WORK TO BE COMPLETED
Write out each line of the material again, word for word.

SOURCE RECORDS
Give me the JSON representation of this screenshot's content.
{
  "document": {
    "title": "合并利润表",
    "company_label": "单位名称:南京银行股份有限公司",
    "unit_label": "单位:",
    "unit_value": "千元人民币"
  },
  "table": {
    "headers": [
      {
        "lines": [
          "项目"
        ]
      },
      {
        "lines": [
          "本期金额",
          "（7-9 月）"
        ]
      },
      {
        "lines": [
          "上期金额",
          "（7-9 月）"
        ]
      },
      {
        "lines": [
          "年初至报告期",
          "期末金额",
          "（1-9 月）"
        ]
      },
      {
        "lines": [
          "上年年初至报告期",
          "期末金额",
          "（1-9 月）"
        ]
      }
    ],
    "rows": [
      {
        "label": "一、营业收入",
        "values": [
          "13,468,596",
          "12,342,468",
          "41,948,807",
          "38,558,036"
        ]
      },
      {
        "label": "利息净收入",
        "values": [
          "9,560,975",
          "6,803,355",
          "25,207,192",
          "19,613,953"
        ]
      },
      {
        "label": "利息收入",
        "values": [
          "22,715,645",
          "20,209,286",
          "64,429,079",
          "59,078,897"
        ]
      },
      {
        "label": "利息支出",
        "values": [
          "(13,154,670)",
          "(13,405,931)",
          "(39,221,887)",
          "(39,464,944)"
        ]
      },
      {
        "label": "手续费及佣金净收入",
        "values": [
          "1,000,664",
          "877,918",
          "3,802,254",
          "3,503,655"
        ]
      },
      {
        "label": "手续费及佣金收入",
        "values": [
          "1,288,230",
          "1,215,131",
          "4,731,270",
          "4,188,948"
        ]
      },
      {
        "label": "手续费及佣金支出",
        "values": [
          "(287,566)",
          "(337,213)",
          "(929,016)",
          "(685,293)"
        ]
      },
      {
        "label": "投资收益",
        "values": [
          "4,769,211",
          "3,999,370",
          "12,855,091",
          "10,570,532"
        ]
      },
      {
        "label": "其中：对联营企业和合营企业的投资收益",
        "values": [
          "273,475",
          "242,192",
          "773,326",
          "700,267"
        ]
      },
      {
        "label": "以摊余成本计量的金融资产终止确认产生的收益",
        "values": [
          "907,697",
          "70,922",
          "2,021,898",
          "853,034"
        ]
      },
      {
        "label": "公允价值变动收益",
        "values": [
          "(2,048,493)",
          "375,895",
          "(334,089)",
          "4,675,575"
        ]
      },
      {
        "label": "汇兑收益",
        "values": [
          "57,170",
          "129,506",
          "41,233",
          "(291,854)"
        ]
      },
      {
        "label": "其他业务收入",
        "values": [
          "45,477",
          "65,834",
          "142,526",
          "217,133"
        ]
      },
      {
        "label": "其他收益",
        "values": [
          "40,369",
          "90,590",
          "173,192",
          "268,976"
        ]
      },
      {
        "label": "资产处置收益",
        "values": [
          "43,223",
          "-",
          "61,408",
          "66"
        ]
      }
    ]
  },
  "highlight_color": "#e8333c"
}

RESPONSE BOX
Give me the JSON representation of this screenshot's content.
{
  "document": {
    "title": "合并利润表",
    "company_label": "单位名称:南京银行股份有限公司",
    "unit_label": "单位:",
    "unit_value": "千元人民币"
  },
  "table": {
    "headers": [
      {
        "lines": [
          "项目"
        ]
      },
      {
        "lines": [
          "本期金额",
          "（7-9 月）"
        ]
      },
      {
        "lines": [
          "上期金额",
          "（7-9 月）"
        ]
      },
      {
        "lines": [
          "年初至报告期",
          "期末金额",
          "（1-9 月）"
        ]
      },
      {
        "lines": [
          "上年年初至报告期",
          "期末金额",
          "（1-9 月）"
        ]
      }
    ],
    "rows": [
      {
        "label": "一、营业收入",
        "values": [
          "13,468,596",
          "12,342,468",
          "41,948,807",
          "38,558,036"
        ]
      },
      {
        "label": "利息净收入",
        "values": [
          "9,560,975",
          "6,803,355",
          "25,207,192",
          "19,613,953"
        ]
      },
      {
        "label": "利息收入",
        "values": [
          "22,715,645",
          "20,209,286",
          "64,429,079",
          "59,078,897"
        ]
      },
      {
        "label": "利息支出",
        "values": [
          "(13,154,670)",
          "(13,405,931)",
          "(39,221,887)",
          "(39,464,944)"
        ]
      },
      {
        "label": "手续费及佣金净收入",
        "values": [
          "1,000,664",
          "877,918",
          "3,802,254",
          "3,503,655"
        ]
      },
      {
        "label": "手续费及佣金收入",
        "values": [
          "1,288,230",
          "1,215,131",
          "4,731,270",
          "4,188,948"
        ]
      },
      {
        "label": "手续费及佣金支出",
        "values": [
          "(287,566)",
          "(337,213)",
          "(929,016)",
          "(685,293)"
        ]
      },
      {
        "label": "投资收益",
        "values": [
          "4,769,211",
          "3,999,370",
          "12,855,091",
          "10,570,532"
        ]
      },
      {
        "label": "其中：对联营企业和合营企业的投资收益",
        "values": [
          "273,475",
          "242,192",
          "773,326",
          "700,267"
        ]
      },
      {
        "label": "以摊余成本计量的金融资产终止确认产生的收益",
        "values": [
          "907,697",
          "70,922",
          "2,021,898",
          "853,034"
        ]
      },
      {
        "label": "公允价值变动收益",
        "values": [
          "(2,048,493)",
          "375,895",
          "(334,089)",
          "4,675,575"
        ]
      },
      {
        "label": "汇兑收益",
        "values": [
          "57,170",
          "129,506",
          "41,233",
          "(291,854)"
        ]
      },
      {
        "label": "其他业务收入",
        "values": [
          "45,477",
          "65,834",
          "142,526",
          "217,133"
        ]
      },
      {
        "label": "其他收益",
        "values": [
          "40,369",
          "90,590",
          "173,192",
          "268,976"
        ]
      },
      {
        "label": "资产处置收益",
        "values": [
          "43,223",
          "-",
          "61,408",
          "66"
        ]
      }
    ]
  },
  "highlight_color": "#e8333c"
}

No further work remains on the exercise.